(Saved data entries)
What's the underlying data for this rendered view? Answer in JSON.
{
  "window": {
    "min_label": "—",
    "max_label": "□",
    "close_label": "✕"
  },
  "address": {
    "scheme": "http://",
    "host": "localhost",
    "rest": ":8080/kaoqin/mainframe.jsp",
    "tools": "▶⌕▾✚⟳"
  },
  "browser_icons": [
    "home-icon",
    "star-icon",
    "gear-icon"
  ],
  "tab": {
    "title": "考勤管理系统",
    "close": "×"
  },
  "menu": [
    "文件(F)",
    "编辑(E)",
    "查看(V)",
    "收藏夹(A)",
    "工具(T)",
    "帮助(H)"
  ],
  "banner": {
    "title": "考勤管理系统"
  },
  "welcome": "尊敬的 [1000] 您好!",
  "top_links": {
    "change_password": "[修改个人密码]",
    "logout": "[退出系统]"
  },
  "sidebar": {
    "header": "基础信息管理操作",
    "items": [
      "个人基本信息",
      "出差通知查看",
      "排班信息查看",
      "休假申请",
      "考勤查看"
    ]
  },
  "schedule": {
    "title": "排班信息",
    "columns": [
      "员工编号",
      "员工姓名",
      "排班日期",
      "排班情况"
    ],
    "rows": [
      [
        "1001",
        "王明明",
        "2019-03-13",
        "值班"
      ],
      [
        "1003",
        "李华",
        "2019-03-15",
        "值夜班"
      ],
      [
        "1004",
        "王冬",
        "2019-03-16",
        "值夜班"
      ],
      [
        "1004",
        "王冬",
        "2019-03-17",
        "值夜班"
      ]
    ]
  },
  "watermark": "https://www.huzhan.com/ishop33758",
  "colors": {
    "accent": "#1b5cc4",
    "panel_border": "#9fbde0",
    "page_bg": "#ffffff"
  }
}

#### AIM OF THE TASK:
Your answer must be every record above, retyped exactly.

#### EXERCISE RESPONSE:
What's the underlying data for this rendered view? Answer in JSON.
{
  "window": {
    "min_label": "—",
    "max_label": "□",
    "close_label": "✕"
  },
  "address": {
    "scheme": "http://",
    "host": "localhost",
    "rest": ":8080/kaoqin/mainframe.jsp",
    "tools": "▶⌕▾✚⟳"
  },
  "browser_icons": [
    "home-icon",
    "star-icon",
    "gear-icon"
  ],
  "tab": {
    "title": "考勤管理系统",
    "close": "×"
  },
  "menu": [
    "文件(F)",
    "编辑(E)",
    "查看(V)",
    "收藏夹(A)",
    "工具(T)",
    "帮助(H)"
  ],
  "banner": {
    "title": "考勤管理系统"
  },
  "welcome": "尊敬的 [1000] 您好!",
  "top_links": {
    "change_password": "[修改个人密码]",
    "logout": "[退出系统]"
  },
  "sidebar": {
    "header": "基础信息管理操作",
    "items": [
      "个人基本信息",
      "出差通知查看",
      "排班信息查看",
      "休假申请",
      "考勤查看"
    ]
  },
  "schedule": {
    "title": "排班信息",
    "columns": [
      "员工编号",
      "员工姓名",
      "排班日期",
      "排班情况"
    ],
    "rows": [
      [
        "1001",
        "王明明",
        "2019-03-13",
        "值班"
      ],
      [
        "1003",
        "李华",
        "2019-03-15",
        "值夜班"
      ],
      [
        "1004",
        "王冬",
        "2019-03-16",
        "值夜班"
      ],
      [
        "1004",
        "王冬",
        "2019-03-17",
        "值夜班"
      ]
    ]
  },
  "watermark": "https://www.huzhan.com/ishop33758",
  "colors": {
    "accent": "#1b5cc4",
    "panel_border": "#9fbde0",
    "page_bg": "#ffffff"
  }
}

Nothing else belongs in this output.